Surrounded by high mountain ranges with abundant water, ample hydro-electric power and arable land, the Okanagan Valley is a uniquely beautiful and resilient region. But it is by no means immune to the challenges of rapid growth and global climate change.
Healthy, functioning ecosystems are natural capital. They are essential to our quality of life. These ecosystems provide us with valuable services: the pure water we drink, the clean air we breathe, the fish and healthy foods we eat, the recreational opportunities we enjoy. Wetlands and protect us from floods. Healthy forests protect us from fires.
But if we over-exploit these resources and exceed their carrying capacity, they will no longer be able to support us. How can we incorporate best management practices, state-of-the-art technologies and indigenous knowledge to protect and restore our natural ecosystems?

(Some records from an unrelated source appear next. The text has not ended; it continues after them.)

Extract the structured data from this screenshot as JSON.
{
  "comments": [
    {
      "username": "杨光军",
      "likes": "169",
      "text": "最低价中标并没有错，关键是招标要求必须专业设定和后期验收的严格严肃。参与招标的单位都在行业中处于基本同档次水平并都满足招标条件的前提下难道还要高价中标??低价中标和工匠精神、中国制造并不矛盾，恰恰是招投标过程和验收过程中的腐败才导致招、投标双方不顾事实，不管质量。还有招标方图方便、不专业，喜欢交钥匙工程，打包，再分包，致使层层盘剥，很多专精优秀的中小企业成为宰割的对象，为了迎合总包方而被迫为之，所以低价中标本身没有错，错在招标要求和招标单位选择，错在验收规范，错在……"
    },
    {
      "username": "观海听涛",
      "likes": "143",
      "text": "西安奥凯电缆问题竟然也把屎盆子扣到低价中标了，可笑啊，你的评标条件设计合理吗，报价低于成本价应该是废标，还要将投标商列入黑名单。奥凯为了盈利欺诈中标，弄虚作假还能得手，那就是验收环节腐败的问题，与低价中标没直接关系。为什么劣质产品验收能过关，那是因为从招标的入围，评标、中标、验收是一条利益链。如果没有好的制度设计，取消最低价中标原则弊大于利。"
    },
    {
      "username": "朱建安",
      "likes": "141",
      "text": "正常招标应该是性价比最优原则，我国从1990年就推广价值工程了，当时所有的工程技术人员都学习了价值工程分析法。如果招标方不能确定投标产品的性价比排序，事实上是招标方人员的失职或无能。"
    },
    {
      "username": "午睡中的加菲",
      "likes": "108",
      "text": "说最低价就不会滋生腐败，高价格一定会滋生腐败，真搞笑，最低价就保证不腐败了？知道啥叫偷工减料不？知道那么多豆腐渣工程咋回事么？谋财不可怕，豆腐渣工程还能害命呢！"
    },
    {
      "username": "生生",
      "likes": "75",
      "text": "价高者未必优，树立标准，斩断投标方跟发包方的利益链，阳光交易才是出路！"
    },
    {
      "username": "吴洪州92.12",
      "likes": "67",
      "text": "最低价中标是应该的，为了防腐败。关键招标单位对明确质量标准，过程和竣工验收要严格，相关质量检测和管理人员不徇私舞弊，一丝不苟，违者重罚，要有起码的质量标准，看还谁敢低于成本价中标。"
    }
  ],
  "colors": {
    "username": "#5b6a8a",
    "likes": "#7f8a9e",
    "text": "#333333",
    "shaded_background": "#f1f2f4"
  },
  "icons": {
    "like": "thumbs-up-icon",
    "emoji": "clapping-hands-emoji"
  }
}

This initiative aims to protect the remaining critical eco-systems (forests, grasslands, wildlife corridors, lakes and streams), and identify and implement projects to restore critical areas damaged by human development. Scientific evidence tells us that maintaining habitat connectivity is one of the most significant strategies for maximizing adaptivity and resilience to climate change.
Adopting this watershed approach ensures property will be protected, real estate values will be improved, quality of life will be enhanced, and recreational opportunities expanded. Public policies that encourage these goals are urgently needed. So is citizen engagement. We welcome your participation in this critical initiative.
Healthy Ecosystems Resources
Universities or other institutions wanting to better support community wellbeing in relation to the climate crisis can now draw upon…Read more >
Background (from preface): “We were given a unique mandate to examine the current state of B.C.’s economy and provide analysis…Read more >
Report by Canadian Institute for Climate Choices sets down how “climate accountability frameworks can help bridge the gap between medium-…Read more >
New research, based on interviews with more than 200 economists and economic officials, suggests that spending money on climate-friendly “green”…Read more >